__REQUIRED WORK__.
Retype the records in full, keeping each character as it is.

(TASK DATA Opens)

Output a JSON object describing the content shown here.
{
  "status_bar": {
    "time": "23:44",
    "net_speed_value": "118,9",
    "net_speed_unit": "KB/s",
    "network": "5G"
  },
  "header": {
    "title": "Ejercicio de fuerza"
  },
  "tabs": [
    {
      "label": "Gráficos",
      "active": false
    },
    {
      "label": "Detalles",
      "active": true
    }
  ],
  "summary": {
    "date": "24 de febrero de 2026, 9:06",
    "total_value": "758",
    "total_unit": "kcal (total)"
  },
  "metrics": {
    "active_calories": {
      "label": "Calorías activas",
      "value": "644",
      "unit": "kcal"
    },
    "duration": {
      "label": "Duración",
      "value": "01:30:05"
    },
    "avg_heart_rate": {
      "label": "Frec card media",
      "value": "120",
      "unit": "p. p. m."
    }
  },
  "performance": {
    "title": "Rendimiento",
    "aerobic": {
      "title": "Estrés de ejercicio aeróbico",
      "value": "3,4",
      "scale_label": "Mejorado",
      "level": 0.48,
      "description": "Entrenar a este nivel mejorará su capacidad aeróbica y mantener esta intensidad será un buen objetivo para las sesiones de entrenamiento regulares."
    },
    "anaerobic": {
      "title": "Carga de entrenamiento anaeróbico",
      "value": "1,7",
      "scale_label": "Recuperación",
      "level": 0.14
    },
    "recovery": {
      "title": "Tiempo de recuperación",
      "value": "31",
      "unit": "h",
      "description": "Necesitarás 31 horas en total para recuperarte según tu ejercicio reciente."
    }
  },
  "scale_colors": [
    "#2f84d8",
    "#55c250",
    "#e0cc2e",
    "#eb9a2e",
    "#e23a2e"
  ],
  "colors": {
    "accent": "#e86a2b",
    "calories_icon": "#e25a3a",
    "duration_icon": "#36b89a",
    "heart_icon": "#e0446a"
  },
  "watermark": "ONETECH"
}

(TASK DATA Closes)

__SOLUTION TO THIS EXERCISE__.
Output a JSON object describing the content shown here.
{
  "status_bar": {
    "time": "23:44",
    "net_speed_value": "118,9",
    "net_speed_unit": "KB/s",
    "network": "5G"
  },
  "header": {
    "title": "Ejercicio de fuerza"
  },
  "tabs": [
    {
      "label": "Gráficos",
      "active": false
    },
    {
      "label": "Detalles",
      "active": true
    }
  ],
  "summary": {
    "date": "24 de febrero de 2026, 9:06",
    "total_value": "758",
    "total_unit": "kcal (total)"
  },
  "metrics": {
    "active_calories": {
      "label": "Calorías activas",
      "value": "644",
      "unit": "kcal"
    },
    "duration": {
      "label": "Duración",
      "value": "01:30:05"
    },
    "avg_heart_rate": {
      "label": "Frec card media",
      "value": "120",
      "unit": "p. p. m."
    }
  },
  "performance": {
    "title": "Rendimiento",
    "aerobic": {
      "title": "Estrés de ejercicio aeróbico",
      "value": "3,4",
      "scale_label": "Mejorado",
      "level": 0.48,
      "description": "Entrenar a este nivel mejorará su capacidad aeróbica y mantener esta intensidad será un buen objetivo para las sesiones de entrenamiento regulares."
    },
    "anaerobic": {
      "title": "Carga de entrenamiento anaeróbico",
      "value": "1,7",
      "scale_label": "Recuperación",
      "level": 0.14
    },
    "recovery": {
      "title": "Tiempo de recuperación",
      "value": "31",
      "unit": "h",
      "description": "Necesitarás 31 horas en total para recuperarte según tu ejercicio reciente."
    }
  },
  "scale_colors": [
    "#2f84d8",
    "#55c250",
    "#e0cc2e",
    "#eb9a2e",
    "#e23a2e"
  ],
  "colors": {
    "accent": "#e86a2b",
    "calories_icon": "#e25a3a",
    "duration_icon": "#36b89a",
    "heart_icon": "#e0446a"
  },
  "watermark": "ONETECH"
}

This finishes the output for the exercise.